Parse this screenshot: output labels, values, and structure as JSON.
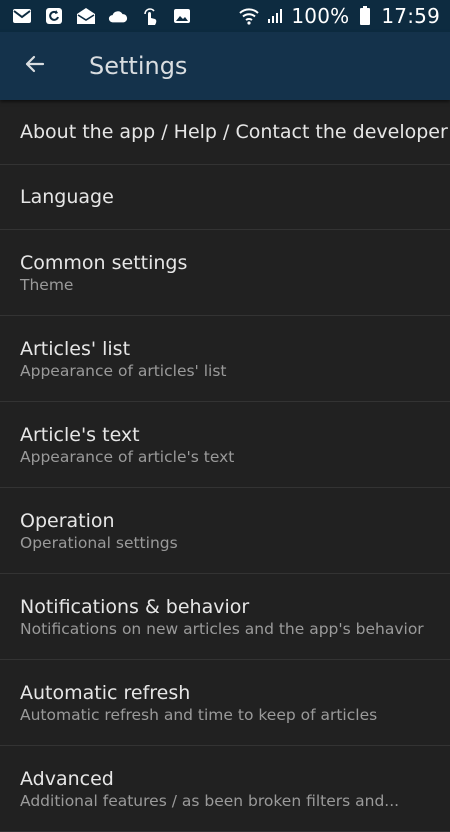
{
  "status_bar": {
    "battery": "100%",
    "time": "17:59",
    "icons": [
      "email-icon",
      "sync-icon",
      "mail-open-icon",
      "cloud-icon",
      "touch-icon",
      "image-icon",
      "wifi-icon",
      "signal-icon",
      "battery-icon"
    ]
  },
  "toolbar": {
    "back_icon": "arrow-back-icon",
    "title": "Settings",
    "color": "#14324b"
  },
  "settings": {
    "items": [
      {
        "title": "About the app / Help / Contact the developer",
        "subtitle": ""
      },
      {
        "title": "Language",
        "subtitle": ""
      },
      {
        "title": "Common settings",
        "subtitle": "Theme"
      },
      {
        "title": "Articles' list",
        "subtitle": "Appearance of articles' list"
      },
      {
        "title": "Article's text",
        "subtitle": "Appearance of article's text"
      },
      {
        "title": "Operation",
        "subtitle": "Operational settings"
      },
      {
        "title": "Notifications & behavior",
        "subtitle": "Notifications on new articles and the app's behavior"
      },
      {
        "title": "Automatic refresh",
        "subtitle": "Automatic refresh and time to keep of articles"
      },
      {
        "title": "Advanced",
        "subtitle": "Additional features / as been broken filters and..."
      }
    ]
  }
}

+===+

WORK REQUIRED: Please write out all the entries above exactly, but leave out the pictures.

RESPONSE AREA:
Parse this screenshot: output labels, values, and structure as JSON.
{
  "status_bar": {
    "battery": "100%",
    "time": "17:59",
    "icons": [
      "email-icon",
      "sync-icon",
      "mail-open-icon",
      "cloud-icon",
      "touch-icon",
      "image-icon",
      "wifi-icon",
      "signal-icon",
      "battery-icon"
    ]
  },
  "toolbar": {
    "back_icon": "arrow-back-icon",
    "title": "Settings",
    "color": "#14324b"
  },
  "settings": {
    "items": [
      {
        "title": "About the app / Help / Contact the developer",
        "subtitle": ""
      },
      {
        "title": "Language",
        "subtitle": ""
      },
      {
        "title": "Common settings",
        "subtitle": "Theme"
      },
      {
        "title": "Articles' list",
        "subtitle": "Appearance of articles' list"
      },
      {
        "title": "Article's text",
        "subtitle": "Appearance of article's text"
      },
      {
        "title": "Operation",
        "subtitle": "Operational settings"
      },
      {
        "title": "Notifications & behavior",
        "subtitle": "Notifications on new articles and the app's behavior"
      },
      {
        "title": "Automatic refresh",
        "subtitle": "Automatic refresh and time to keep of articles"
      },
      {
        "title": "Advanced",
        "subtitle": "Additional features / as been broken filters and..."
      }
    ]
  }
}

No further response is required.